= Material shown =
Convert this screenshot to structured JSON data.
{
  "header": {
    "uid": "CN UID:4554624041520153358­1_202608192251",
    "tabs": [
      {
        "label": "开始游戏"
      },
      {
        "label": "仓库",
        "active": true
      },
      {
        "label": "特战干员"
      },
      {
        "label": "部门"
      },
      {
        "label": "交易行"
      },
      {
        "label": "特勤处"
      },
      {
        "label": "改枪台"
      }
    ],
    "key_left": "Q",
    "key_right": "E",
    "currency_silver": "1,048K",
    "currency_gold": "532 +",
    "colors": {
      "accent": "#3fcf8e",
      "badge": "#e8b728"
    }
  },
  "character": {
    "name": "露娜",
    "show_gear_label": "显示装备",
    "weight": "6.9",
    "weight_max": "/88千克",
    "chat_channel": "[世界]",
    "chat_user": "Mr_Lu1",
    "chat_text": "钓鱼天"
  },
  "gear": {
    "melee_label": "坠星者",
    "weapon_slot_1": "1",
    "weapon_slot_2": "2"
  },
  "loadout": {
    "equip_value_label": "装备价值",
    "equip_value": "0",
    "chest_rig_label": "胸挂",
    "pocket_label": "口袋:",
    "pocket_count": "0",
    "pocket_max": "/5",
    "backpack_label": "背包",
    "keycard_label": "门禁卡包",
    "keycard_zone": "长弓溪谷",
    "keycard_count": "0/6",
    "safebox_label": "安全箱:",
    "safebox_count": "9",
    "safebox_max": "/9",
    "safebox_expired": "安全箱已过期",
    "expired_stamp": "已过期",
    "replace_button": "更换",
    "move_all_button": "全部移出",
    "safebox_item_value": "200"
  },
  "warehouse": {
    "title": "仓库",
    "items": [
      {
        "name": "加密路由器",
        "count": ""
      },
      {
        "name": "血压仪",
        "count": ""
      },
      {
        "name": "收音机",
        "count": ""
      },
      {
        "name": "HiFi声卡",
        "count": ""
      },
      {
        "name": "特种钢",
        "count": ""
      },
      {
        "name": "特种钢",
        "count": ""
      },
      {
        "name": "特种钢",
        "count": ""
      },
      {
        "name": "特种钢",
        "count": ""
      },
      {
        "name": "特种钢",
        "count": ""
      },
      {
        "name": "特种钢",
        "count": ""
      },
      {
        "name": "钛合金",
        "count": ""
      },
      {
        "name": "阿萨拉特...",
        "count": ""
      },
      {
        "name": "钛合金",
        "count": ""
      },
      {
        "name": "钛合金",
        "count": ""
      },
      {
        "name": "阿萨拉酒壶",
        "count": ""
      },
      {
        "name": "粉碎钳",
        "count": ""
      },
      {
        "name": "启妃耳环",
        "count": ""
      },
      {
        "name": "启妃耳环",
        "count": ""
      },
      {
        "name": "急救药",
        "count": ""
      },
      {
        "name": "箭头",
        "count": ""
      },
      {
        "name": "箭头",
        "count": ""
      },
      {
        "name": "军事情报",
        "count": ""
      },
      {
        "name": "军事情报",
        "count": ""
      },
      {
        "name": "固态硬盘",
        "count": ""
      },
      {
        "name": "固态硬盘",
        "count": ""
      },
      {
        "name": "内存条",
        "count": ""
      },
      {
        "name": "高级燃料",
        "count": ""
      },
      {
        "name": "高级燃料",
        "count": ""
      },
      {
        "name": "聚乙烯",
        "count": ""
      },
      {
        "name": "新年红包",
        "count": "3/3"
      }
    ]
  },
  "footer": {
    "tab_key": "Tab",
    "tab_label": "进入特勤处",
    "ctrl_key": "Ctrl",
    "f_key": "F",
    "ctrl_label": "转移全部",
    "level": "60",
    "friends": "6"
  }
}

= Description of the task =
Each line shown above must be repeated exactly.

= Output of the exercise =
Convert this screenshot to structured JSON data.
{
  "header": {
    "uid": "CN UID:4554624041520153358­1_202608192251",
    "tabs": [
      {
        "label": "开始游戏"
      },
      {
        "label": "仓库",
        "active": true
      },
      {
        "label": "特战干员"
      },
      {
        "label": "部门"
      },
      {
        "label": "交易行"
      },
      {
        "label": "特勤处"
      },
      {
        "label": "改枪台"
      }
    ],
    "key_left": "Q",
    "key_right": "E",
    "currency_silver": "1,048K",
    "currency_gold": "532 +",
    "colors": {
      "accent": "#3fcf8e",
      "badge": "#e8b728"
    }
  },
  "character": {
    "name": "露娜",
    "show_gear_label": "显示装备",
    "weight": "6.9",
    "weight_max": "/88千克",
    "chat_channel": "[世界]",
    "chat_user": "Mr_Lu1",
    "chat_text": "钓鱼天"
  },
  "gear": {
    "melee_label": "坠星者",
    "weapon_slot_1": "1",
    "weapon_slot_2": "2"
  },
  "loadout": {
    "equip_value_label": "装备价值",
    "equip_value": "0",
    "chest_rig_label": "胸挂",
    "pocket_label": "口袋:",
    "pocket_count": "0",
    "pocket_max": "/5",
    "backpack_label": "背包",
    "keycard_label": "门禁卡包",
    "keycard_zone": "长弓溪谷",
    "keycard_count": "0/6",
    "safebox_label": "安全箱:",
    "safebox_count": "9",
    "safebox_max": "/9",
    "safebox_expired": "安全箱已过期",
    "expired_stamp": "已过期",
    "replace_button": "更换",
    "move_all_button": "全部移出",
    "safebox_item_value": "200"
  },
  "warehouse": {
    "title": "仓库",
    "items": [
      {
        "name": "加密路由器",
        "count": ""
      },
      {
        "name": "血压仪",
        "count": ""
      },
      {
        "name": "收音机",
        "count": ""
      },
      {
        "name": "HiFi声卡",
        "count": ""
      },
      {
        "name": "特种钢",
        "count": ""
      },
      {
        "name": "特种钢",
        "count": ""
      },
      {
        "name": "特种钢",
        "count": ""
      },
      {
        "name": "特种钢",
        "count": ""
      },
      {
        "name": "特种钢",
        "count": ""
      },
      {
        "name": "特种钢",
        "count": ""
      },
      {
        "name": "钛合金",
        "count": ""
      },
      {
        "name": "阿萨拉特...",
        "count": ""
      },
      {
        "name": "钛合金",
        "count": ""
      },
      {
        "name": "钛合金",
        "count": ""
      },
      {
        "name": "阿萨拉酒壶",
        "count": ""
      },
      {
        "name": "粉碎钳",
        "count": ""
      },
      {
        "name": "启妃耳环",
        "count": ""
      },
      {
        "name": "启妃耳环",
        "count": ""
      },
      {
        "name": "急救药",
        "count": ""
      },
      {
        "name": "箭头",
        "count": ""
      },
      {
        "name": "箭头",
        "count": ""
      },
      {
        "name": "军事情报",
        "count": ""
      },
      {
        "name": "军事情报",
        "count": ""
      },
      {
        "name": "固态硬盘",
        "count": ""
      },
      {
        "name": "固态硬盘",
        "count": ""
      },
      {
        "name": "内存条",
        "count": ""
      },
      {
        "name": "高级燃料",
        "count": ""
      },
      {
        "name": "高级燃料",
        "count": ""
      },
      {
        "name": "聚乙烯",
        "count": ""
      },
      {
        "name": "新年红包",
        "count": "3/3"
      }
    ]
  },
  "footer": {
    "tab_key": "Tab",
    "tab_label": "进入特勤处",
    "ctrl_key": "Ctrl",
    "f_key": "F",
    "ctrl_label": "转移全部",
    "level": "60",
    "friends": "6"
  }
}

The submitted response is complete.